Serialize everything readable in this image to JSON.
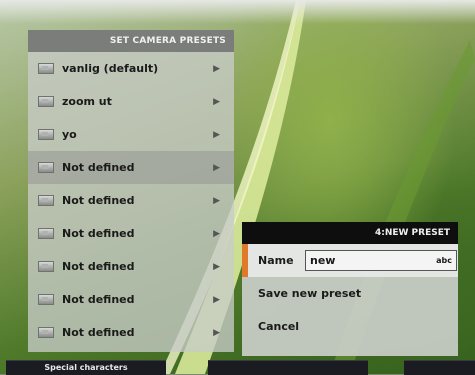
{
  "presets_panel": {
    "title": "SET CAMERA PRESETS",
    "items": [
      {
        "label": "vanlig (default)"
      },
      {
        "label": "zoom ut"
      },
      {
        "label": "yo"
      },
      {
        "label": "Not defined"
      },
      {
        "label": "Not defined"
      },
      {
        "label": "Not defined"
      },
      {
        "label": "Not defined"
      },
      {
        "label": "Not defined"
      },
      {
        "label": "Not defined"
      }
    ]
  },
  "new_preset_dialog": {
    "title": "4:NEW PRESET",
    "name_label": "Name",
    "name_value": "new",
    "input_mode": "abc",
    "save_label": "Save new preset",
    "cancel_label": "Cancel"
  },
  "softkeys": {
    "first": "Special characters"
  },
  "colors": {
    "accent": "#e07a2a",
    "header_dark": "#0e0e0e"
  }
}
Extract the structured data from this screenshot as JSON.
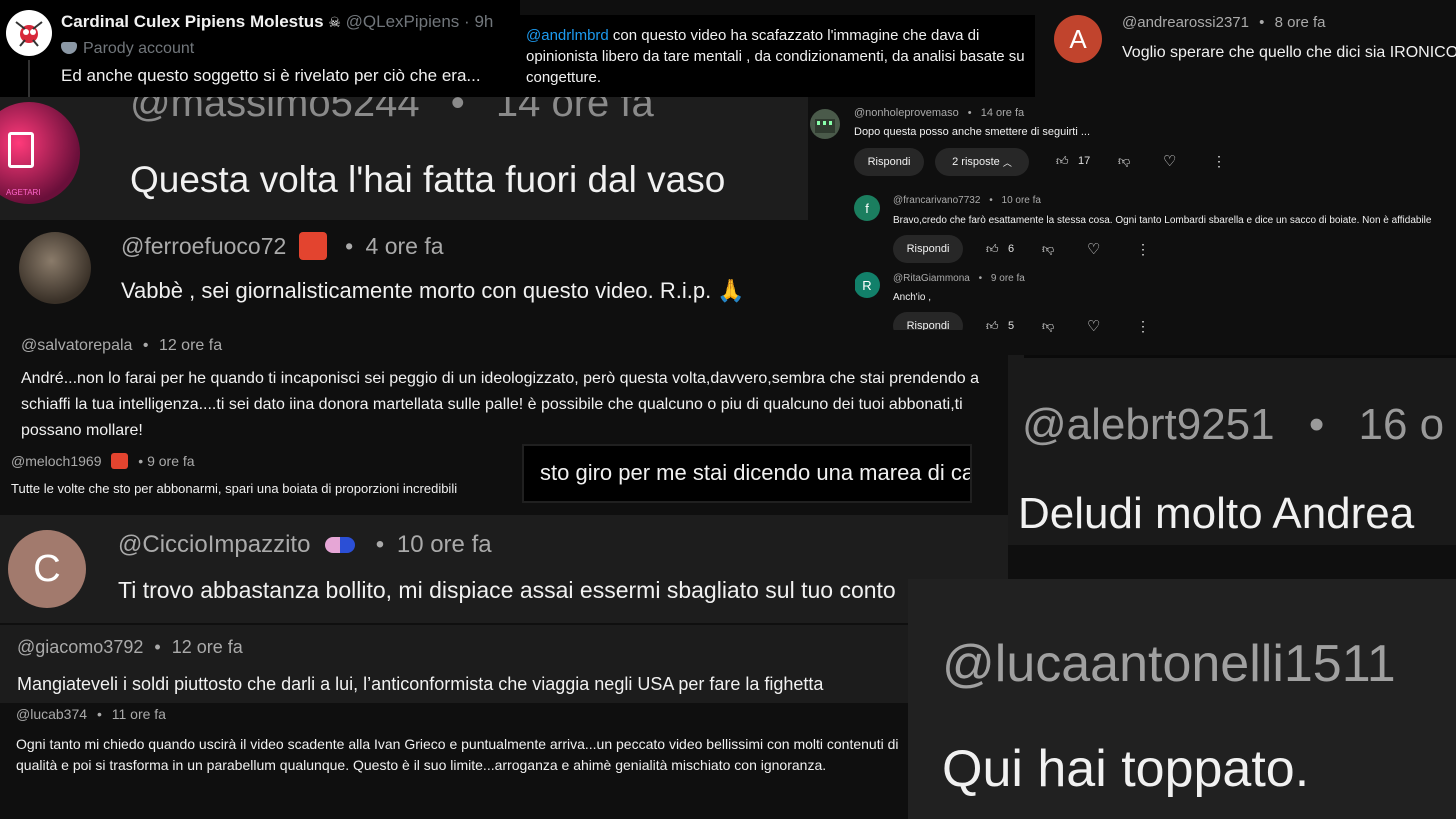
{
  "tweet": {
    "name": "Cardinal Culex Pipiens Molestus",
    "emoji": "☠",
    "handle": "@QLexPipiens",
    "time": "9h",
    "badge": "Parody account",
    "text": "Ed anche questo soggetto si è rivelato per ciò che era..."
  },
  "reply_andrl": {
    "mention": "@andrlmbrd",
    "text": " con questo video ha scafazzato l'immagine che dava di opinionista libero da tare mentali , da condizionamenti, da analisi basate su congetture."
  },
  "andrearossi": {
    "avatar_letter": "A",
    "handle": "@andrearossi2371",
    "time": "8 ore fa",
    "text": "Voglio sperare che quello che dici sia IRONICO."
  },
  "massimo": {
    "handle": "@massimo5244",
    "time": "14 ore fa",
    "text": "Questa volta l'hai fatta fuori dal vaso",
    "avatar_text": "AGETARI"
  },
  "thread": {
    "main": {
      "handle": "@nonholeprovemaso",
      "time": "14 ore fa",
      "text": "Dopo questa posso anche smettere di seguirti ...",
      "reply": "Rispondi",
      "replies": "2 risposte",
      "likes": "17"
    },
    "replies": [
      {
        "letter": "f",
        "color": "#1b7e5f",
        "handle": "@francarivano7732",
        "time": "10 ore fa",
        "text": "Bravo,credo che farò esattamente la stessa cosa. Ogni tanto Lombardi sbarella e dice un sacco di boiate. Non è affidabile",
        "reply": "Rispondi",
        "likes": "6"
      },
      {
        "letter": "R",
        "color": "#12806a",
        "handle": "@RitaGiammona",
        "time": "9 ore fa",
        "text": "Anch'io  ,",
        "reply": "Rispondi",
        "likes": "5"
      }
    ]
  },
  "ferro": {
    "handle": "@ferroefuoco72",
    "time": "4 ore fa",
    "text": "Vabbè , sei giornalisticamente morto con questo video. R.i.p. 🙏"
  },
  "salvatore": {
    "handle": "@salvatorepala",
    "time": "12 ore fa",
    "text": "André...non lo farai per he quando ti incaponisci sei peggio di un ideologizzato, però questa volta,davvero,sembra che stai prendendo a schiaffi la tua intelligenza....ti sei dato iina donora martellata sulle palle! è possibile che qualcuno o piu di qualcuno dei tuoi abbonati,ti possano mollare!"
  },
  "meloch": {
    "handle": "@meloch1969",
    "time": "9 ore fa",
    "text": "Tutte le volte che sto per abbonarmi, spari una boiata di proporzioni incredibili"
  },
  "giro": {
    "text": "sto giro per me stai dicendo una marea di cavolate,"
  },
  "alebrt": {
    "handle": "@alebrt9251",
    "time": "16 o",
    "text": "Deludi molto Andrea"
  },
  "ciccio": {
    "letter": "C",
    "handle": "@CiccioImpazzito",
    "time": "10 ore fa",
    "text": "Ti trovo abbastanza bollito, mi dispiace assai essermi sbagliato sul tuo conto"
  },
  "giacomo": {
    "handle": "@giacomo3792",
    "time": "12 ore fa",
    "text": "Mangiateveli i soldi piuttosto che darli a lui, l’anticonformista che viaggia negli USA per fare la fighetta"
  },
  "lucab": {
    "handle": "@lucab374",
    "time": "11 ore fa",
    "text": "Ogni tanto mi chiedo quando uscirà il video scadente alla Ivan Grieco e puntualmente arriva...un peccato video bellissimi con molti contenuti di qualità e poi si trasforma in un parabellum qualunque. Questo è il suo limite...arroganza e ahimè genialità mischiato con ignoranza."
  },
  "luca": {
    "handle": "@lucaantonelli1511",
    "text": "Qui hai toppato."
  },
  "sep": "•",
  "colors": {
    "link": "#1d9bf0",
    "youtube_red": "#e3442f",
    "panel_dark": "#212121"
  }
}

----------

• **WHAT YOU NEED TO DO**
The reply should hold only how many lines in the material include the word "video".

• **SOLUTION FOR THIS EXERCISE**
3